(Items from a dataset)
== Segment start ==
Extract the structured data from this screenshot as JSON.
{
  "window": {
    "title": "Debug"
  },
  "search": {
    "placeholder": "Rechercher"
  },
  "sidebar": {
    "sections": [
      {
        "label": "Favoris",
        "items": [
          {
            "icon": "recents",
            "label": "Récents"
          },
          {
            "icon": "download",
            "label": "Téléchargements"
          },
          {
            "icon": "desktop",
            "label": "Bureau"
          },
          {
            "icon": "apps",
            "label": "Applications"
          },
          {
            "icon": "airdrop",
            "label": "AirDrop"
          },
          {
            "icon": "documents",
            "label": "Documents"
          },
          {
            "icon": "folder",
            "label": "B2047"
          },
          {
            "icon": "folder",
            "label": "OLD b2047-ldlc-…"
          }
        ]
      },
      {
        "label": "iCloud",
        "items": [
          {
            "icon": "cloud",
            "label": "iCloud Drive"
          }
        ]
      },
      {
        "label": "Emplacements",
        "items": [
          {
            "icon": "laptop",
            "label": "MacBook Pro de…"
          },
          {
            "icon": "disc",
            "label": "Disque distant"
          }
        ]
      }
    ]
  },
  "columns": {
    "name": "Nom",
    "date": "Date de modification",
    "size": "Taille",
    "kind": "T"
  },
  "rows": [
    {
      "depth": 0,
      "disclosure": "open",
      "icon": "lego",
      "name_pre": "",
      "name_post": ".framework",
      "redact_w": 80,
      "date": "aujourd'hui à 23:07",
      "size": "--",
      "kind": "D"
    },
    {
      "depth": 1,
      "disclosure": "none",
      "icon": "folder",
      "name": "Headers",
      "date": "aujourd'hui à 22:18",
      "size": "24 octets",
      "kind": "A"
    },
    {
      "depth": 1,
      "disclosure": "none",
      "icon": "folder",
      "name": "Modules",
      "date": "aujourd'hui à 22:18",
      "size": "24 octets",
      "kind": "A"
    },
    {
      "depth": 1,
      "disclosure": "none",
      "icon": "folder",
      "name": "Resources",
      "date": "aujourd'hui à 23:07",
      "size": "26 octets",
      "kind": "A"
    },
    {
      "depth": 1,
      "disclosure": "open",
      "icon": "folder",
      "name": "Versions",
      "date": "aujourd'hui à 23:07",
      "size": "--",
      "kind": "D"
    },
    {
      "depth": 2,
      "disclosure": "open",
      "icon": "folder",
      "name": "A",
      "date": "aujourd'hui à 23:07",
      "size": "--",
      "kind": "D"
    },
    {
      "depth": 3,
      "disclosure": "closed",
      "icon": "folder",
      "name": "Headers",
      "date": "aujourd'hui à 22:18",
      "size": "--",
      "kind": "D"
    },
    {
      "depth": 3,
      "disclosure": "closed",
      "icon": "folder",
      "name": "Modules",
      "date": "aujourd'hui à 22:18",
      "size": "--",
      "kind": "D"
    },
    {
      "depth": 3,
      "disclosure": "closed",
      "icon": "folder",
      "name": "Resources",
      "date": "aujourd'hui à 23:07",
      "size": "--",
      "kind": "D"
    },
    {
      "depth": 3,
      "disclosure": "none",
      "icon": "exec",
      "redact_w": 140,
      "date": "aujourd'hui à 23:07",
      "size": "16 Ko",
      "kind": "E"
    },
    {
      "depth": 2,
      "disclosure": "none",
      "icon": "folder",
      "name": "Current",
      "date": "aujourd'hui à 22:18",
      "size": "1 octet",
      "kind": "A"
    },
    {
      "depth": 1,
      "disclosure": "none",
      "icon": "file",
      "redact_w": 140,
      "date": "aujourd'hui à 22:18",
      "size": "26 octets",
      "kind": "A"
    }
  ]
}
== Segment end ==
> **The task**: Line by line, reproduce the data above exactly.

> **Finished task**:
Extract the structured data from this screenshot as JSON.
{
  "window": {
    "title": "Debug"
  },
  "search": {
    "placeholder": "Rechercher"
  },
  "sidebar": {
    "sections": [
      {
        "label": "Favoris",
        "items": [
          {
            "icon": "recents",
            "label": "Récents"
          },
          {
            "icon": "download",
            "label": "Téléchargements"
          },
          {
            "icon": "desktop",
            "label": "Bureau"
          },
          {
            "icon": "apps",
            "label": "Applications"
          },
          {
            "icon": "airdrop",
            "label": "AirDrop"
          },
          {
            "icon": "documents",
            "label": "Documents"
          },
          {
            "icon": "folder",
            "label": "B2047"
          },
          {
            "icon": "folder",
            "label": "OLD b2047-ldlc-…"
          }
        ]
      },
      {
        "label": "iCloud",
        "items": [
          {
            "icon": "cloud",
            "label": "iCloud Drive"
          }
        ]
      },
      {
        "label": "Emplacements",
        "items": [
          {
            "icon": "laptop",
            "label": "MacBook Pro de…"
          },
          {
            "icon": "disc",
            "label": "Disque distant"
          }
        ]
      }
    ]
  },
  "columns": {
    "name": "Nom",
    "date": "Date de modification",
    "size": "Taille",
    "kind": "T"
  },
  "rows": [
    {
      "depth": 0,
      "disclosure": "open",
      "icon": "lego",
      "name_pre": "",
      "name_post": ".framework",
      "redact_w": 80,
      "date": "aujourd'hui à 23:07",
      "size": "--",
      "kind": "D"
    },
    {
      "depth": 1,
      "disclosure": "none",
      "icon": "folder",
      "name": "Headers",
      "date": "aujourd'hui à 22:18",
      "size": "24 octets",
      "kind": "A"
    },
    {
      "depth": 1,
      "disclosure": "none",
      "icon": "folder",
      "name": "Modules",
      "date": "aujourd'hui à 22:18",
      "size": "24 octets",
      "kind": "A"
    },
    {
      "depth": 1,
      "disclosure": "none",
      "icon": "folder",
      "name": "Resources",
      "date": "aujourd'hui à 23:07",
      "size": "26 octets",
      "kind": "A"
    },
    {
      "depth": 1,
      "disclosure": "open",
      "icon": "folder",
      "name": "Versions",
      "date": "aujourd'hui à 23:07",
      "size": "--",
      "kind": "D"
    },
    {
      "depth": 2,
      "disclosure": "open",
      "icon": "folder",
      "name": "A",
      "date": "aujourd'hui à 23:07",
      "size": "--",
      "kind": "D"
    },
    {
      "depth": 3,
      "disclosure": "closed",
      "icon": "folder",
      "name": "Headers",
      "date": "aujourd'hui à 22:18",
      "size": "--",
      "kind": "D"
    },
    {
      "depth": 3,
      "disclosure": "closed",
      "icon": "folder",
      "name": "Modules",
      "date": "aujourd'hui à 22:18",
      "size": "--",
      "kind": "D"
    },
    {
      "depth": 3,
      "disclosure": "closed",
      "icon": "folder",
      "name": "Resources",
      "date": "aujourd'hui à 23:07",
      "size": "--",
      "kind": "D"
    },
    {
      "depth": 3,
      "disclosure": "none",
      "icon": "exec",
      "redact_w": 140,
      "date": "aujourd'hui à 23:07",
      "size": "16 Ko",
      "kind": "E"
    },
    {
      "depth": 2,
      "disclosure": "none",
      "icon": "folder",
      "name": "Current",
      "date": "aujourd'hui à 22:18",
      "size": "1 octet",
      "kind": "A"
    },
    {
      "depth": 1,
      "disclosure": "none",
      "icon": "file",
      "redact_w": 140,
      "date": "aujourd'hui à 22:18",
      "size": "26 octets",
      "kind": "A"
    }
  ]
}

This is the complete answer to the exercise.